In the above code, note that once the value of the column is fetched, when it is being assigned to a variable, it returns in the same type as the variable it is being assigned to. For instance user.ID is an int. So result["ID"] returns an int. Since UserName is a string, result["username"] will also return string. Since DateOfBirth is of type DateTime, result["DateOfBirth"] returns DateTime. Note that all these assignments directly use implisit operators and the functions of MySqlDataReader, .GetInt32(), .GetString() and .getDateTime() respectively. In other words these operation have no performance issues as compared to directly using these functions. These assignments are compatable with every primitive datatypes and with the types MySqlDateTime, MySqlDecimal and MySqlGeometry.

If you require to use the reader object within the result object, you can either use the implicit converter or the property reader.The two lines below help fetch the same object in two different ways.


    MySqlDataReader reader1 = result;

    var reader2 = result.reader;

Using a query to fetch multiple rows

Fetching multiple rows can be done with the Query() function. The process is very similar to using QuerySingle. The main difference between the two is looping. In order to loop the result, the result..Read() function is called which gets each line and returns a boolean (false if empty).


   using (var result = db.Query("SELECT username, FName, LName FROM tblUsers"))
   {
       while (result.Read())
       {
           users.Add(new TUser() {
              UserName = result["username"],
              FName = result["FName"],
              LName = result["LName"],
              DateOfBirth = result["DateOfBirth"]
           });
       }
   } 

Code friendly quering

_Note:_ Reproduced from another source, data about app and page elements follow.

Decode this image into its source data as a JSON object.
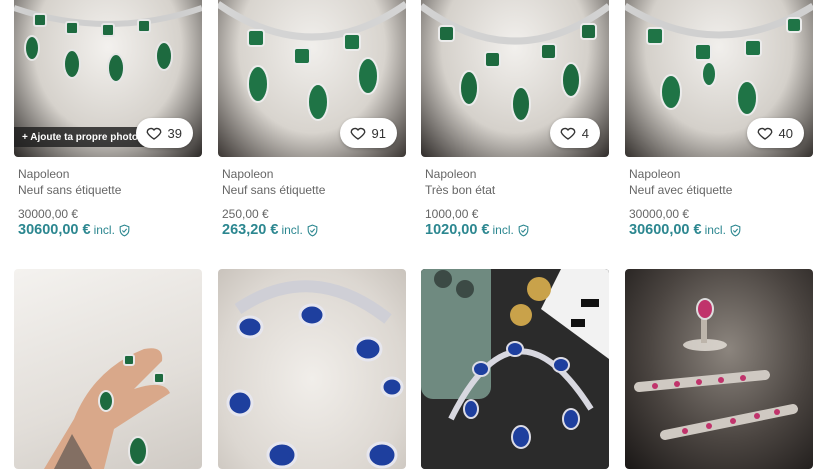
{
  "items": [
    {
      "brand": "Napoleon",
      "condition": "Neuf sans étiquette",
      "price": "30000,00 €",
      "total": "30600,00 €",
      "incl": "incl.",
      "likes": "39",
      "promo": "+ Ajoute ta propre photo"
    },
    {
      "brand": "Napoleon",
      "condition": "Neuf sans étiquette",
      "price": "250,00 €",
      "total": "263,20 €",
      "incl": "incl.",
      "likes": "91"
    },
    {
      "brand": "Napoleon",
      "condition": "Très bon état",
      "price": "1000,00 €",
      "total": "1020,00 €",
      "incl": "incl.",
      "likes": "4"
    },
    {
      "brand": "Napoleon",
      "condition": "Neuf avec étiquette",
      "price": "30000,00 €",
      "total": "30600,00 €",
      "incl": "incl.",
      "likes": "40"
    }
  ],
  "photos_row2": [
    "hand-emerald-necklace",
    "sapphire-necklace",
    "sapphire-necklace-with-phone",
    "ruby-bracelets-museum"
  ],
  "colors": {
    "accent": "#2c8790",
    "muted": "#666666",
    "emerald": "#1d6a3f",
    "sapphire": "#1e3f9e",
    "ruby": "#c0336b"
  }
}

The database object also has functions to execute code friendly sql. That is instead of adding entire large queries into one string without any syntax lighliting and later looking for the different parts of your sql, there are functions to run almost all kinds of queries to make the sql commmands more readable in the code. All these functions can be followed by the four functions mentioned above: Query(), QuerySingle(), QueryValue() and Query().

Select function

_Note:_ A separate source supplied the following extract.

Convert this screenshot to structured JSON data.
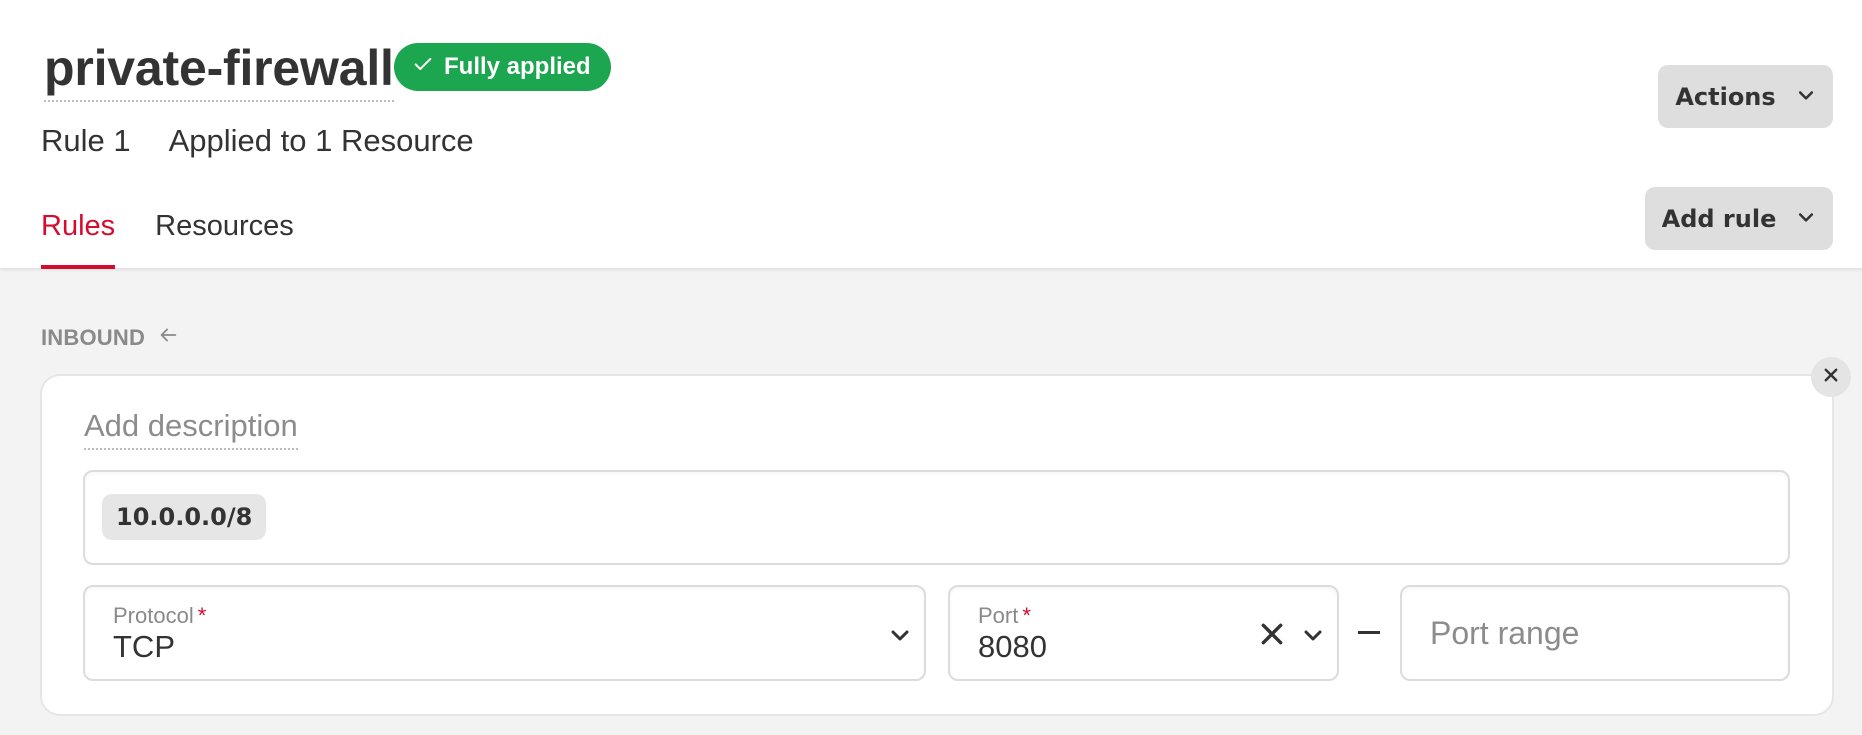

    db.Select("id, fname", "lname")
        .From("user u")
        .Join("entries e", "u.id = e.userID")
        .Where("username LIKE $0", query)
        .Order("fname")
        .Limit(20)
        .Query();


Debug functionality

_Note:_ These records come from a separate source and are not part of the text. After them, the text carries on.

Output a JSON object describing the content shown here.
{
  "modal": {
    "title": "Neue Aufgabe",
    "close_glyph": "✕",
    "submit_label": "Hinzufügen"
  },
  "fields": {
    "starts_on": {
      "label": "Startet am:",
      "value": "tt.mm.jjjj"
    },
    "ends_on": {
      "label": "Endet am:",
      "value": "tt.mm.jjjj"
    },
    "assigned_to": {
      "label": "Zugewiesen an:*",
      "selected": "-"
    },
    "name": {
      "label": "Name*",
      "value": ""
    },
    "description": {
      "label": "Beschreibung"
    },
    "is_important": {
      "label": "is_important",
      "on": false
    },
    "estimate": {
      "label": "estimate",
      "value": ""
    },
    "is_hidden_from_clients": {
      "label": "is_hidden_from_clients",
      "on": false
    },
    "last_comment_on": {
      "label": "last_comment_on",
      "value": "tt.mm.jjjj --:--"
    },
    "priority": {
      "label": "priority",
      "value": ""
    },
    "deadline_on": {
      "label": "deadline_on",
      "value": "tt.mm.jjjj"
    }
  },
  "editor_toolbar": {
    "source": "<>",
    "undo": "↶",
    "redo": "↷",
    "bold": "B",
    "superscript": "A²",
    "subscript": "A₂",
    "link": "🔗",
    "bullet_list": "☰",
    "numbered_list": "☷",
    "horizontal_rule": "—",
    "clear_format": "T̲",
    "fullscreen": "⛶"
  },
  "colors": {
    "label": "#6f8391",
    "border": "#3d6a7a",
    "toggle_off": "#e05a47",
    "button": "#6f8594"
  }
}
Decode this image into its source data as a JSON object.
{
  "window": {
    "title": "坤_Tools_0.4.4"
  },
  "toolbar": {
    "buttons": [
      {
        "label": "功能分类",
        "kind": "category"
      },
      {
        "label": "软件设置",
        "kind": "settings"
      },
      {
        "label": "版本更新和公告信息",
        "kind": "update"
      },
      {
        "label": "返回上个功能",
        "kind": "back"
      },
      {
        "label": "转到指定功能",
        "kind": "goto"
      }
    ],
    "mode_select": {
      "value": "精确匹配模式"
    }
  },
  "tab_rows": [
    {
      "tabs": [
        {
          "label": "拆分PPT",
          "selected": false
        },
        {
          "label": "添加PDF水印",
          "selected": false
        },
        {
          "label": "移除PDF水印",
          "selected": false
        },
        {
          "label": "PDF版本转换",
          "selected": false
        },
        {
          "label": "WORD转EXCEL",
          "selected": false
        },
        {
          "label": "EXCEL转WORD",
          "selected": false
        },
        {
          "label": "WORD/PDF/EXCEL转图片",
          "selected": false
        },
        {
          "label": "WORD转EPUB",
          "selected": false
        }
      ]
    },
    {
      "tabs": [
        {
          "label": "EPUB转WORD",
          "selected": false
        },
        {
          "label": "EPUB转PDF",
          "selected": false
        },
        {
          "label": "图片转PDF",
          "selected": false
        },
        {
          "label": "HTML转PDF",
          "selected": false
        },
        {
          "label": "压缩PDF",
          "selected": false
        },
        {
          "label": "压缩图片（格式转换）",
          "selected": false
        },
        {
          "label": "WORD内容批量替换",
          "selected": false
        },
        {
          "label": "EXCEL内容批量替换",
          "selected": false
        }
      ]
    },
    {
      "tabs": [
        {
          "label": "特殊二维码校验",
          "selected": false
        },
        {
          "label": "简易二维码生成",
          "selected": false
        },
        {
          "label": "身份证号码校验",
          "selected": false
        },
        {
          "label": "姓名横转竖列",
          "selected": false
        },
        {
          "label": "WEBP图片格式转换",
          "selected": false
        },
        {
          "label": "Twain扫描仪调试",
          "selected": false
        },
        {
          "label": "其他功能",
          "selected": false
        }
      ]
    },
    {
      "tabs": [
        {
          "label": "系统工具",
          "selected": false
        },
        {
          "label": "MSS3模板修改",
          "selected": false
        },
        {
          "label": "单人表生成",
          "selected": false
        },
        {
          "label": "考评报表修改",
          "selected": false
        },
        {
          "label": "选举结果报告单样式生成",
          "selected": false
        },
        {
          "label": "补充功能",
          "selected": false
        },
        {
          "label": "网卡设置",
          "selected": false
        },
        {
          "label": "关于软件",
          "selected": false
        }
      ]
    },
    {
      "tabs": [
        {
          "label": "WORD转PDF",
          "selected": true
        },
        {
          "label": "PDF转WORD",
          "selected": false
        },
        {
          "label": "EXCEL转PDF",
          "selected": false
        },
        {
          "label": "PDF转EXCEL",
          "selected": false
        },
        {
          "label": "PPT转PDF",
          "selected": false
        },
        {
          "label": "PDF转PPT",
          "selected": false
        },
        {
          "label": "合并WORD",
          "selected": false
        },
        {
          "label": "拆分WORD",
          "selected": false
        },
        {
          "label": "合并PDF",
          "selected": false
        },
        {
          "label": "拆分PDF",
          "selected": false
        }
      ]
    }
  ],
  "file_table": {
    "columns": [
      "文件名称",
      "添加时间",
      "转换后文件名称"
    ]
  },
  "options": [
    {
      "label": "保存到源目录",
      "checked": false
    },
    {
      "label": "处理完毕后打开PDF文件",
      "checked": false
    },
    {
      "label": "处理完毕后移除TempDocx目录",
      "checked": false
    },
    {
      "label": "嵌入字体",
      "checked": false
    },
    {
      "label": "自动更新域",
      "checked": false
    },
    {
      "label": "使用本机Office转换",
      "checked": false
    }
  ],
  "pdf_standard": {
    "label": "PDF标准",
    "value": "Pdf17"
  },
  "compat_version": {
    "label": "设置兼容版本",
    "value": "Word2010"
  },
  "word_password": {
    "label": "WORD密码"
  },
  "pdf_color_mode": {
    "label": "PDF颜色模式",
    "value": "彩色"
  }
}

For debugging porpose, a property 'FullQuery' is provided that can be used in place of the four functions. This property provides the exact query that would be executed when the chained functions run.



    string sql =
    db.Select("id, fname", "lname")
        .From("user u")
        .Join("entries e", "u.id = e.userID")
        .Where("username LIKE $0", query)
        .Order("fname")
        .Limit(20)
        .FullQuery;


Or to reuse the query, the following code such as the following can be used:



    var q = db.Select("id, fname", "lname")
        .From("user u")
        .Join("entries e", "u.id = e.userID")
        .Where("username LIKE $0", query)
        .Order("fname")
        .Limit(20);

    string sql = q.FullQuery;
    using (var users = q.Query());

Advanced Conditions

If the where clause is complex with nested conditions, functionalities for convenient management are provided. These can be used in the where clause inside under the select and update functions.

First You will need to create the conditions. Creating a condition can be done as follows.


    var cond = Conditioner.Build("name LIKE $0", name);  // the usual format with the object(s)
    var cond2 = Conditioner.Build("fname = $0", fname);  // the usual format with the object(s)
    var cond3 = Conditioner.Build("lname", lname);  // with no $ or @, automatically converts to "lname = 'lame'" if lname were 'lame'
    var cond4 = Conditioner.Build("fname = lname"); // without any object

To simplify the condition creations, you can take the help of the Conditioner class


    Conditioner c = new Conditioner(); // creates a helper object

    // now the same above code can be written with the helper object c
    var cond = c["name LIKE $0", name]; 
    var cond2 = c["fname = $0", fname]; 
    var cond3 = c["id", id];  
    var cond4 = c["fname = lname"];

Now these conditions can be uses in complex conditional statments as follows


    .WhereConditional(cond.And(cond2.Or(cond3).And(Cond4)));